| Exercise details |
An exact, complete copy of the entries is needed, with the pictures left out.
== Exercise inputs
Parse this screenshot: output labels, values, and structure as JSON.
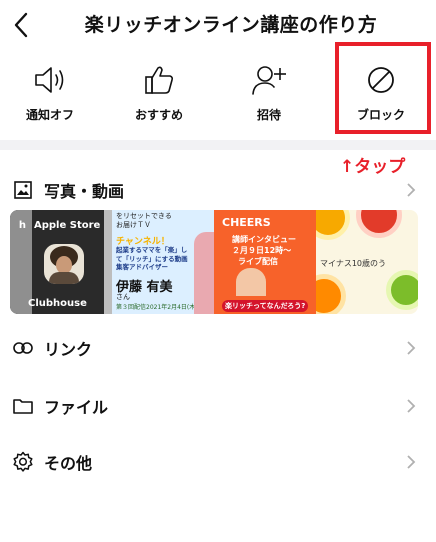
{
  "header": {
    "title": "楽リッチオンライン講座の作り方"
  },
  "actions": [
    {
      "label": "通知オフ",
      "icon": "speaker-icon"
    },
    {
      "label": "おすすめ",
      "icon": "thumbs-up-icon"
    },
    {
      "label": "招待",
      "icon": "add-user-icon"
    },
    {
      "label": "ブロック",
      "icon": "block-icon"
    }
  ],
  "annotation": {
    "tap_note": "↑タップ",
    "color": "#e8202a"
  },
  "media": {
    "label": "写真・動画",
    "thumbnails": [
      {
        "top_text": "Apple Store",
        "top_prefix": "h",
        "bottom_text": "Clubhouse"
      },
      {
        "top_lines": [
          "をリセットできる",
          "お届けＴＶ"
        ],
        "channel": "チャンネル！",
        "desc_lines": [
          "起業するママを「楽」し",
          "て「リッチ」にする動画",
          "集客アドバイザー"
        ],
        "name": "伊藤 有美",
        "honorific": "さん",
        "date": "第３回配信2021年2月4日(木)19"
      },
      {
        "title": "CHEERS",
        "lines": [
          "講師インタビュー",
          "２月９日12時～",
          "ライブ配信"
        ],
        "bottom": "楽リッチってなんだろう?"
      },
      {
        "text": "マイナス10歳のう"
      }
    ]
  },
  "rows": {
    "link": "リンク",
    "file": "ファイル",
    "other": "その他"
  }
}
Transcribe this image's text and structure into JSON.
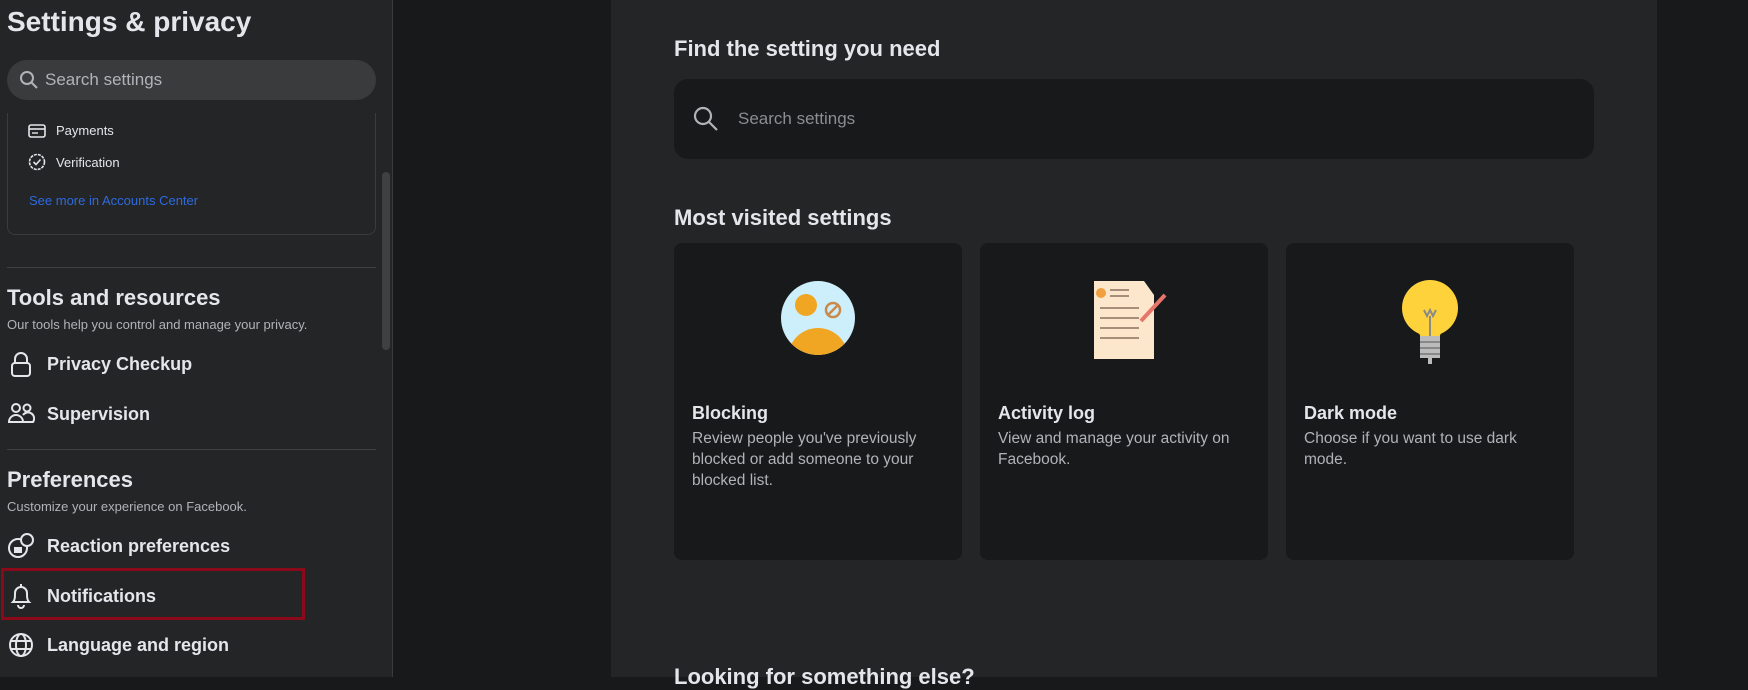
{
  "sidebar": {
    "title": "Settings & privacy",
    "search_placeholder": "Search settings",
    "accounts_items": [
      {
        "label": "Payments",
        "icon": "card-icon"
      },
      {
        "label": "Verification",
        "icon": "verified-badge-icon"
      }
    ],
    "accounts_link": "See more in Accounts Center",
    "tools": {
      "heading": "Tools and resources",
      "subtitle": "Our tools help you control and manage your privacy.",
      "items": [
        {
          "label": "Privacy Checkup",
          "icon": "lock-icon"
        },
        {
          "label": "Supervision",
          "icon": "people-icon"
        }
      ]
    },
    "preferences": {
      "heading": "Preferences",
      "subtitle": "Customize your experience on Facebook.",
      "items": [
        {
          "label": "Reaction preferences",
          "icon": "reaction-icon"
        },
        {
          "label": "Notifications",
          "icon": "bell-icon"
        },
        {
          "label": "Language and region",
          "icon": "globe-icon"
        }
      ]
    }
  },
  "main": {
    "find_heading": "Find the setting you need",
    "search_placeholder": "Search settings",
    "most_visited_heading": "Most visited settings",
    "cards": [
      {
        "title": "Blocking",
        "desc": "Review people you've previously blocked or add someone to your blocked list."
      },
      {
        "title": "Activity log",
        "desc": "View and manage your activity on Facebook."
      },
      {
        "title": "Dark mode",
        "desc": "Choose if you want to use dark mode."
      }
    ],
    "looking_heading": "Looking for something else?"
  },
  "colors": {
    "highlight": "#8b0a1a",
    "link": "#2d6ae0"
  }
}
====
| Written solution |
Parse this screenshot: output labels, values, and structure as JSON.
{
  "header": {
    "title": "楽リッチオンライン講座の作り方"
  },
  "actions": [
    {
      "label": "通知オフ",
      "icon": "speaker-icon"
    },
    {
      "label": "おすすめ",
      "icon": "thumbs-up-icon"
    },
    {
      "label": "招待",
      "icon": "add-user-icon"
    },
    {
      "label": "ブロック",
      "icon": "block-icon"
    }
  ],
  "annotation": {
    "tap_note": "↑タップ",
    "color": "#e8202a"
  },
  "media": {
    "label": "写真・動画",
    "thumbnails": [
      {
        "top_text": "Apple Store",
        "top_prefix": "h",
        "bottom_text": "Clubhouse"
      },
      {
        "top_lines": [
          "をリセットできる",
          "お届けＴＶ"
        ],
        "channel": "チャンネル！",
        "desc_lines": [
          "起業するママを「楽」し",
          "て「リッチ」にする動画",
          "集客アドバイザー"
        ],
        "name": "伊藤 有美",
        "honorific": "さん",
        "date": "第３回配信2021年2月4日(木)19"
      },
      {
        "title": "CHEERS",
        "lines": [
          "講師インタビュー",
          "２月９日12時～",
          "ライブ配信"
        ],
        "bottom": "楽リッチってなんだろう?"
      },
      {
        "text": "マイナス10歳のう"
      }
    ]
  },
  "rows": {
    "link": "リンク",
    "file": "ファイル",
    "other": "その他"
  }
}
Transcribe this image's text and structure into JSON.
{
  "sidebar": {
    "title": "Settings & privacy",
    "search_placeholder": "Search settings",
    "accounts_items": [
      {
        "label": "Payments",
        "icon": "card-icon"
      },
      {
        "label": "Verification",
        "icon": "verified-badge-icon"
      }
    ],
    "accounts_link": "See more in Accounts Center",
    "tools": {
      "heading": "Tools and resources",
      "subtitle": "Our tools help you control and manage your privacy.",
      "items": [
        {
          "label": "Privacy Checkup",
          "icon": "lock-icon"
        },
        {
          "label": "Supervision",
          "icon": "people-icon"
        }
      ]
    },
    "preferences": {
      "heading": "Preferences",
      "subtitle": "Customize your experience on Facebook.",
      "items": [
        {
          "label": "Reaction preferences",
          "icon": "reaction-icon"
        },
        {
          "label": "Notifications",
          "icon": "bell-icon"
        },
        {
          "label": "Language and region",
          "icon": "globe-icon"
        }
      ]
    }
  },
  "main": {
    "find_heading": "Find the setting you need",
    "search_placeholder": "Search settings",
    "most_visited_heading": "Most visited settings",
    "cards": [
      {
        "title": "Blocking",
        "desc": "Review people you've previously blocked or add someone to your blocked list."
      },
      {
        "title": "Activity log",
        "desc": "View and manage your activity on Facebook."
      },
      {
        "title": "Dark mode",
        "desc": "Choose if you want to use dark mode."
      }
    ],
    "looking_heading": "Looking for something else?"
  },
  "colors": {
    "highlight": "#8b0a1a",
    "link": "#2d6ae0"
  }
}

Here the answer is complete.